WAILUKU – Maui County Auditor Lance Taguchi probably won’t know until January if his office will be able to commit to an audit over the county administration’s handling of the Old Wailuku Post Office demolition.

On Wednesday, Taguchi told the council’s Committee on Policy and Intergovernmental Affairs that he is still trying to set up his office after assuming the position in July. He needs to work on procedures for his office and audits, as well as hire more personnel.

So far, Taguchi has hired former council Budget and Finance Committee analyst Scott Kaneshina to be a senior analyst for the office. But Taguchi is trying to secure another analyst.

“I understand the urgency for this matter; on the same token I must do a credible job in the audit,” Taguchi told the committee of his need for more time.

Taguchi said he will be able to give the committee an answer on his ability to do an audit by early January because that is when he expects to lay out his audit plans. He added that he still needed to speak with the community, county administration and employees to see what other possible audits could be out there for his office.

Taguchi spoke to the committee as it took up his Sept. 6 written response to the committee’s request to conduct an audit over the administration’s possible mishandling of funds used to demolish the Old Wailuku Post Office earlier this year.

His letter also said he was delayed in committing to doing specific audits because his office was being established.

After hearing Taguchi’s comments, some council members suggested hiring a third-party auditor through the county auditor’s office or even hiring an outside auditor.

Taguchi said he could see some difficulty in using third-party auditors because they may not have the subpoena power to obtain certain documents and information if the people being audited were reluctant to give out information.

When asked about a third-party’s subpoena powers, First Deputy Corporation Counsel Ed Kushi Jr. said that subpoena powers lie with government bodies, including the County Council and the courts. The Maui County Charter also gives the auditor subpoena powers, but those cannot be assigned to a third party.

Committee Vice Chairman Don Couch asked Taguchi how much a third-party audit could cost.

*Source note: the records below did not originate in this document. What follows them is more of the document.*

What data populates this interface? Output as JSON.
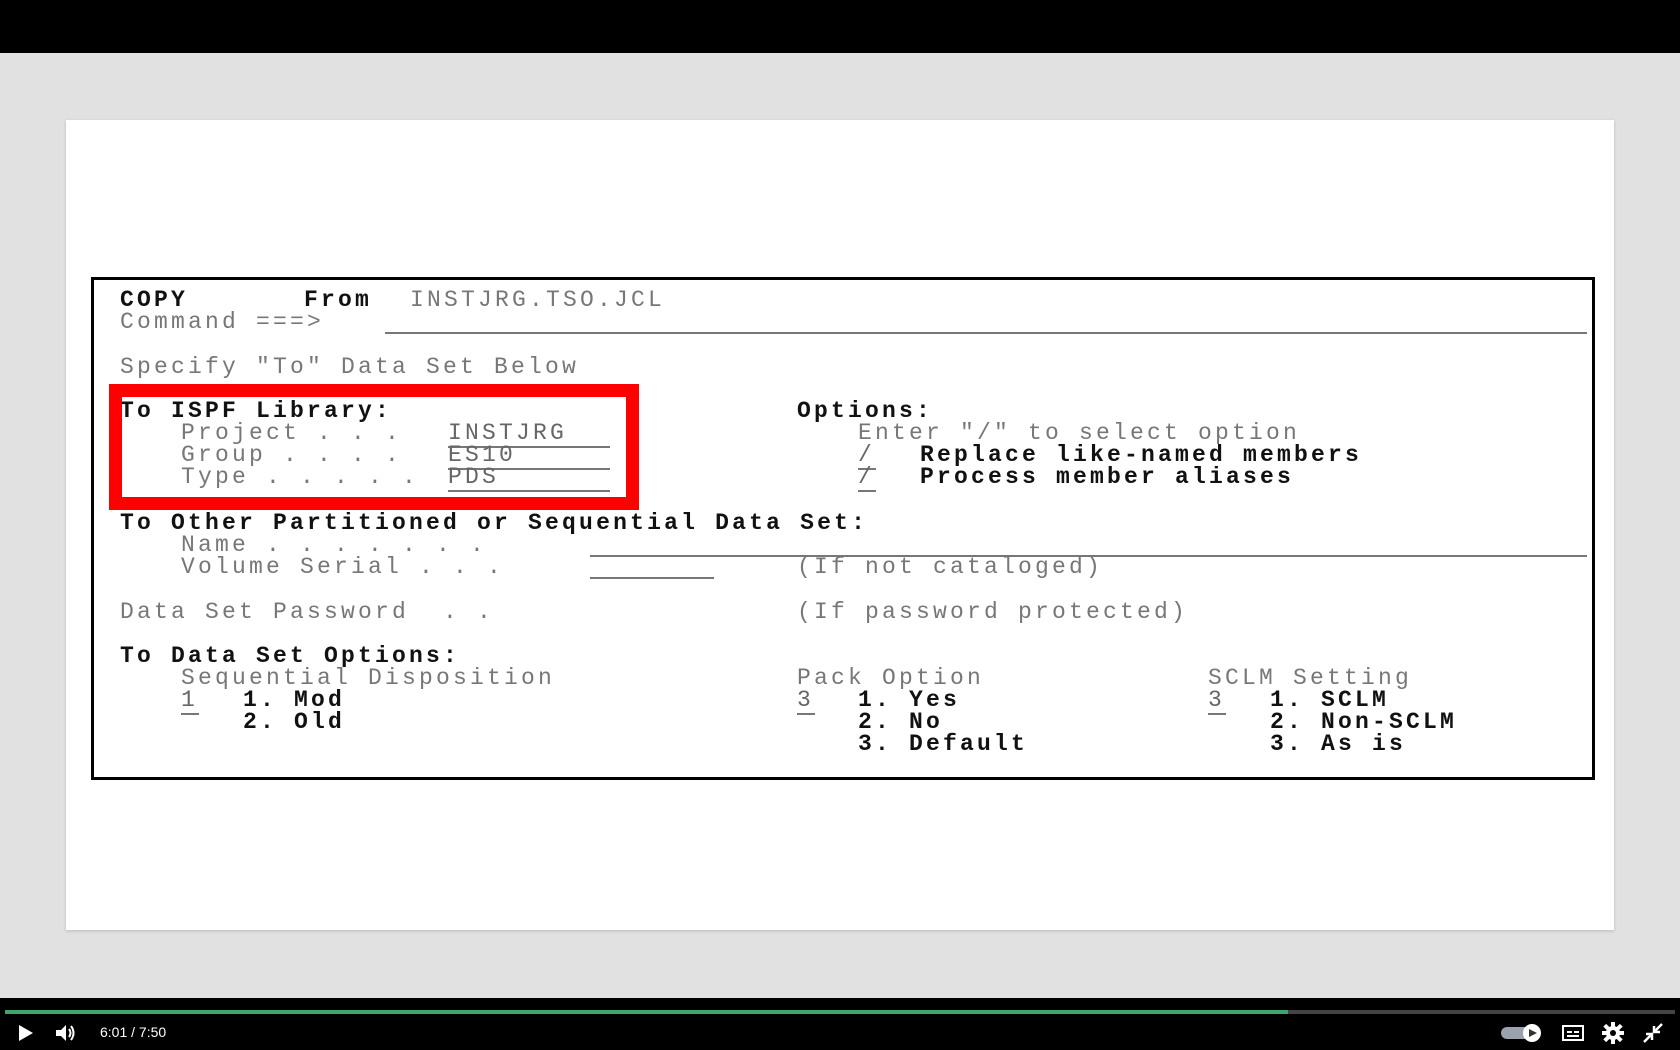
{
  "screen": {
    "row1": {
      "copy": "COPY",
      "from": "From",
      "dataset": "INSTJRG.TSO.JCL"
    },
    "command_label": "Command ===>",
    "specify": "Specify \"To\" Data Set Below",
    "to_ispf": "To ISPF Library:",
    "project_label": "Project . . .",
    "project_value": "INSTJRG",
    "group_label": "Group . . . .",
    "group_value": "ES10",
    "type_label": "Type . . . . .",
    "type_value": "PDS",
    "options_title": "Options:",
    "options_hint": "Enter \"/\" to select option",
    "opt1_mark": "/",
    "opt1_label": "Replace like-named members",
    "opt2_mark": "/",
    "opt2_label": "Process member aliases",
    "other_title": "To Other Partitioned or Sequential Data Set:",
    "name_label": "Name . . . . . . .",
    "volume_label": "Volume Serial . . .",
    "if_not_cataloged": "(If not cataloged)",
    "password_label": "Data Set Password  . .",
    "if_password": "(If password protected)",
    "ds_options": "To Data Set Options:",
    "seq_disp": "Sequential Disposition",
    "seq_value": "1",
    "seq_opt1": "1. Mod",
    "seq_opt2": "2. Old",
    "pack_title": "Pack Option",
    "pack_value": "3",
    "pack_opt1": "1. Yes",
    "pack_opt2": "2. No",
    "pack_opt3": "3. Default",
    "sclm_title": "SCLM Setting",
    "sclm_value": "3",
    "sclm_opt1": "1. SCLM",
    "sclm_opt2": "2. Non-SCLM",
    "sclm_opt3": "3. As is"
  },
  "player": {
    "current_time": "6:01",
    "separator": "/",
    "duration": "7:50",
    "progress_fraction": 0.768,
    "accent": "#3ea56b",
    "icons": [
      "play-icon",
      "volume-icon",
      "autoplay-toggle",
      "captions-icon",
      "settings-icon",
      "exit-fullscreen-icon"
    ]
  },
  "colors": {
    "highlight": "#ff0000"
  }
}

Taguchi said an audit in this matter could range from $80,000 to $100,000.

But he admitted: “That’s just a guess on my part.”

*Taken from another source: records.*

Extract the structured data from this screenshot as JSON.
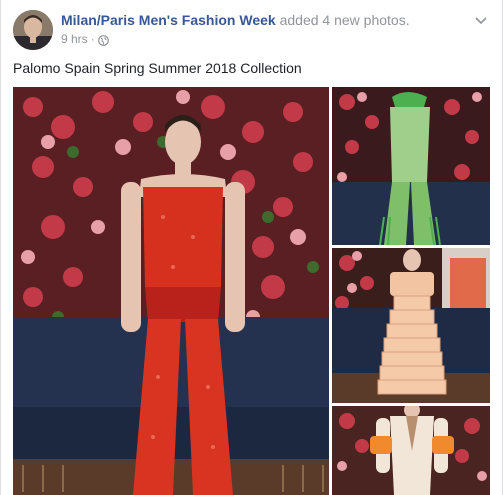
{
  "post": {
    "page_name": "Milan/Paris Men's Fashion Week",
    "action_text": "added 4 new photos.",
    "timestamp": "9 hrs",
    "separator": "·",
    "privacy_icon": "globe-icon",
    "menu_icon": "chevron-down-icon",
    "caption": "Palomo Spain Spring Summer 2018 Collection"
  },
  "photos": [
    {
      "name": "photo-main",
      "subject": "red sequin outfit"
    },
    {
      "name": "photo-2",
      "subject": "green fringed outfit"
    },
    {
      "name": "photo-3",
      "subject": "peach ruffled outfit"
    },
    {
      "name": "photo-4",
      "subject": "cream outfit with orange cuffs"
    }
  ],
  "colors": {
    "link": "#365899",
    "meta": "#90949c",
    "text": "#1d2129"
  }
}
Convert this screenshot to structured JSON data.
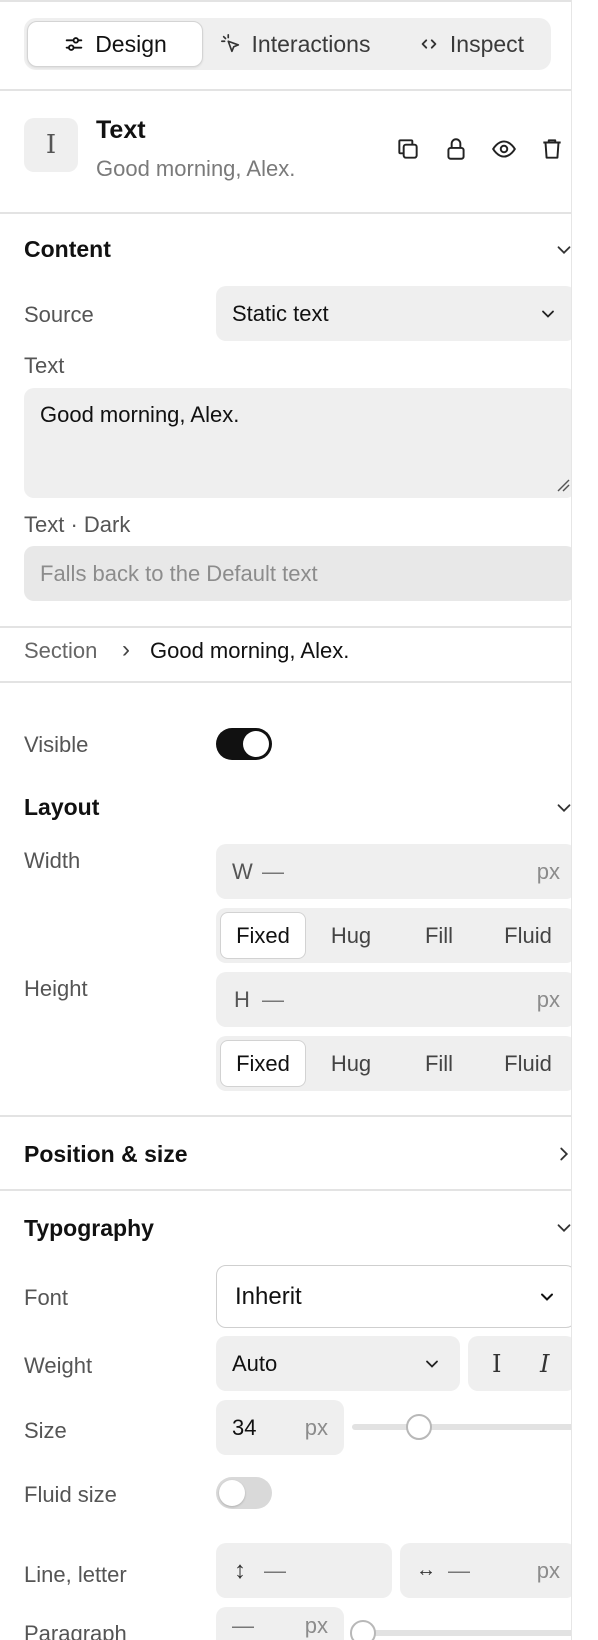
{
  "tabs": [
    {
      "label": "Design",
      "icon": "sliders-icon",
      "active": true
    },
    {
      "label": "Interactions",
      "icon": "cursor-click-icon",
      "active": false
    },
    {
      "label": "Inspect",
      "icon": "code-icon",
      "active": false
    }
  ],
  "element": {
    "icon_glyph": "I",
    "title": "Text",
    "subtitle": "Good morning, Alex.",
    "actions": [
      "duplicate-icon",
      "lock-icon",
      "eye-icon",
      "trash-icon"
    ]
  },
  "content": {
    "title": "Content",
    "source_label": "Source",
    "source_value": "Static text",
    "text_label": "Text",
    "text_value": "Good morning, Alex.",
    "dark_label": "Text · Dark",
    "dark_placeholder": "Falls back to the Default text"
  },
  "breadcrumb": {
    "parent": "Section",
    "separator": "›",
    "current": "Good morning, Alex."
  },
  "visible": {
    "label": "Visible",
    "on": true
  },
  "layout": {
    "title": "Layout",
    "width_label": "Width",
    "width_prefix": "W",
    "width_value": "—",
    "width_unit": "px",
    "width_modes": [
      "Fixed",
      "Hug",
      "Fill",
      "Fluid"
    ],
    "width_mode_selected": "Fixed",
    "height_label": "Height",
    "height_prefix": "H",
    "height_value": "—",
    "height_unit": "px",
    "height_modes": [
      "Fixed",
      "Hug",
      "Fill",
      "Fluid"
    ],
    "height_mode_selected": "Fixed"
  },
  "position_size": {
    "title": "Position & size"
  },
  "typography": {
    "title": "Typography",
    "font_label": "Font",
    "font_value": "Inherit",
    "weight_label": "Weight",
    "weight_value": "Auto",
    "size_label": "Size",
    "size_value": "34",
    "size_unit": "px",
    "size_slider_level": 0.3,
    "fluid_label": "Fluid size",
    "fluid_on": false,
    "line_letter_label": "Line, letter",
    "line_value": "—",
    "letter_value": "—",
    "letter_unit": "px",
    "paragraph_label": "Paragraph",
    "paragraph_value": "—",
    "paragraph_unit": "px"
  },
  "colors": {
    "toggle_on": "#111111",
    "toggle_off": "#d9d9d9"
  }
}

Council Chairwoman Gladys Baisa expressed some urgency to move the investigation along.

“Already it has been dragging (along) for six months. We would like to close the year and start new. I think we need to look at an alternative (to the county auditor’s audit). I don’t know what that is,” Baisa said.

She added that she would wait for Committee Chairman Riki Hokama’s recommendation on the matter.

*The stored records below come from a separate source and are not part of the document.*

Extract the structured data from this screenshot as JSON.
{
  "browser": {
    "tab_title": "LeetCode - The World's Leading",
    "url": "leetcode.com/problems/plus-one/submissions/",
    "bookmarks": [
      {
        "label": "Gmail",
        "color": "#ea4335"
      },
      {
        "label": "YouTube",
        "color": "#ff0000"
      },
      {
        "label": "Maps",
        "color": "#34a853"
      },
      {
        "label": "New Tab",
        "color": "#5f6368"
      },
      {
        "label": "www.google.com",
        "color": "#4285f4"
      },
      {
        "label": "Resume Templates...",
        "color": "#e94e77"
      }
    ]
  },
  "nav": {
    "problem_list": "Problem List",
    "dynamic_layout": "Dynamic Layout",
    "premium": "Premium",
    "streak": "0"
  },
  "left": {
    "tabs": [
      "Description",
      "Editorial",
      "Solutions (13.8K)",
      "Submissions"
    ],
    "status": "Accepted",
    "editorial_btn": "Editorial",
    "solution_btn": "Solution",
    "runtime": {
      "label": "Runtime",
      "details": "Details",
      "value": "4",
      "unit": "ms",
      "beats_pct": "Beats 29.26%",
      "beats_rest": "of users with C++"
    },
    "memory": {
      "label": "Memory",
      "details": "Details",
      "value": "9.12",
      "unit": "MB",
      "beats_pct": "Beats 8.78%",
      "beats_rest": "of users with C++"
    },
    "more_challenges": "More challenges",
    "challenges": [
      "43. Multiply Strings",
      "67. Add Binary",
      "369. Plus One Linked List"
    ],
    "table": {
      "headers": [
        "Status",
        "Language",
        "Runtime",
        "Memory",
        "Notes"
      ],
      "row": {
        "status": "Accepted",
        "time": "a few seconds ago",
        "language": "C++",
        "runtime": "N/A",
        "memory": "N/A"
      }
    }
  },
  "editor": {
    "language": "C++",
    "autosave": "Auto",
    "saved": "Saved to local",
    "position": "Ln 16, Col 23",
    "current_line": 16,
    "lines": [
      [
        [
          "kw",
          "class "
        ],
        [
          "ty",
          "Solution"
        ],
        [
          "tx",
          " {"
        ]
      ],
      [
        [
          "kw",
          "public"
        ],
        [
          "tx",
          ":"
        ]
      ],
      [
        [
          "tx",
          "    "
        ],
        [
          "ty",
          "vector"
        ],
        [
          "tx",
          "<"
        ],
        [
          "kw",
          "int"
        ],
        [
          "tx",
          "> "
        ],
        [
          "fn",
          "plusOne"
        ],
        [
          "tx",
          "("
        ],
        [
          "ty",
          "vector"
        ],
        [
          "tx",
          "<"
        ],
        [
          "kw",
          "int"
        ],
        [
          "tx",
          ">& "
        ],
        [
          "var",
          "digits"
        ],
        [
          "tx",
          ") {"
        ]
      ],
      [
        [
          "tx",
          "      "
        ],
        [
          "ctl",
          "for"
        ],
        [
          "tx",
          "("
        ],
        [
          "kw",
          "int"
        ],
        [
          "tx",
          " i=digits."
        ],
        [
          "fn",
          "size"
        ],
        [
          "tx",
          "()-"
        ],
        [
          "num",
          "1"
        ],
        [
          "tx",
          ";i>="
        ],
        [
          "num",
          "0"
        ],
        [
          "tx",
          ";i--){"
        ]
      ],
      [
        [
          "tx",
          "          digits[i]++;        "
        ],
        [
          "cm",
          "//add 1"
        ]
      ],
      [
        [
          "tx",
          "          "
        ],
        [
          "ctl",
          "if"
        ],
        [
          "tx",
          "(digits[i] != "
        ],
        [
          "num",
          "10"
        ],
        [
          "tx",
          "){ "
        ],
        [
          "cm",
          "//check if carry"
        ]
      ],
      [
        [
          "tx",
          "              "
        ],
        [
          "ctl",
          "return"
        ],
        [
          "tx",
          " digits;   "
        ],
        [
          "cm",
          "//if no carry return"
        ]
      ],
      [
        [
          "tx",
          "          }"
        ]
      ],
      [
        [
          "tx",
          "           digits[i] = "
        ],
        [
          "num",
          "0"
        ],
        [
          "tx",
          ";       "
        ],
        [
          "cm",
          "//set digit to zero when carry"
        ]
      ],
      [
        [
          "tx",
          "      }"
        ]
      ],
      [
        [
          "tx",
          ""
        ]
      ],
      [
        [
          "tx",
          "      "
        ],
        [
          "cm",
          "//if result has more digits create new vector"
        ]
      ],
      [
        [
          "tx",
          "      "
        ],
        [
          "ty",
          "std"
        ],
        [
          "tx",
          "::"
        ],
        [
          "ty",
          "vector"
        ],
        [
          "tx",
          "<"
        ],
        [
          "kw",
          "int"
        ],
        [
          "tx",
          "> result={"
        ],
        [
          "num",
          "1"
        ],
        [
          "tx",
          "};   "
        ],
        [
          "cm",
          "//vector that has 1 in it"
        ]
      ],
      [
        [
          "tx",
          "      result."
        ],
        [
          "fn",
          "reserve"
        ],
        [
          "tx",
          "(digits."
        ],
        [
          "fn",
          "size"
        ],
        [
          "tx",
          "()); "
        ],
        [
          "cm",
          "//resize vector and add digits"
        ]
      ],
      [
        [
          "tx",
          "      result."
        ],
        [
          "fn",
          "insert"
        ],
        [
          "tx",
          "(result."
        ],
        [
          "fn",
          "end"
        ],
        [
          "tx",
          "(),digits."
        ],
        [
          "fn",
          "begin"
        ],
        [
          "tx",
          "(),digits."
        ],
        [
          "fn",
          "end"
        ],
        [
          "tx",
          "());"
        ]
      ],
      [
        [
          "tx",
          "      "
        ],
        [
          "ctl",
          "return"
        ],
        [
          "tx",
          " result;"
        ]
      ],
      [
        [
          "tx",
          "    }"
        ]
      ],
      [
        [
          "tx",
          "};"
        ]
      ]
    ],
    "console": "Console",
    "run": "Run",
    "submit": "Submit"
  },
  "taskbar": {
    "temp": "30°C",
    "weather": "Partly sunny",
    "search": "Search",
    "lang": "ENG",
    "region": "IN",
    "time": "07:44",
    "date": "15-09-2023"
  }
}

Hokama said that Wednesday’s meeting was to see the progress of the county auditor and follow up with him on his letter.

He added that if the council were to hire a third-party auditor, parameters would also need to be set up, which are the same procedures Taguchi is working on.

Hokama said he has scheduled another committee meeting for Monday at 9 a.m. in Council Chambers to discuss how the committee can move forward with its investigation. He also plans to share a complete timeline of events leading to the demolition of the Old Wailuku Post Office.

He is also scheduled to share a status report on the committee’s progress in the investigation. He intends to send the report to the full council, he said.

The council’s policy committee has taken up the investigation into Mayor Alan Arakawa’s administration using funds that council members say were marked for “rehabilitation” of the old building. Instead, the money was used to demolish it and plan for a new Maui County campus, which included a new building at the post office site.

Now, the empty lot on the corner of Wells and High streets is being used for county employee parking.

Arakawa and his administration have apologized for the matter and said they should have gone before the council for a budget amendment before demolishing the building.

The administration said the demolition project was no secret. Information on the demolition plans had been announced publicly and shared with council members individually.

* Melissa Tanji can be reached at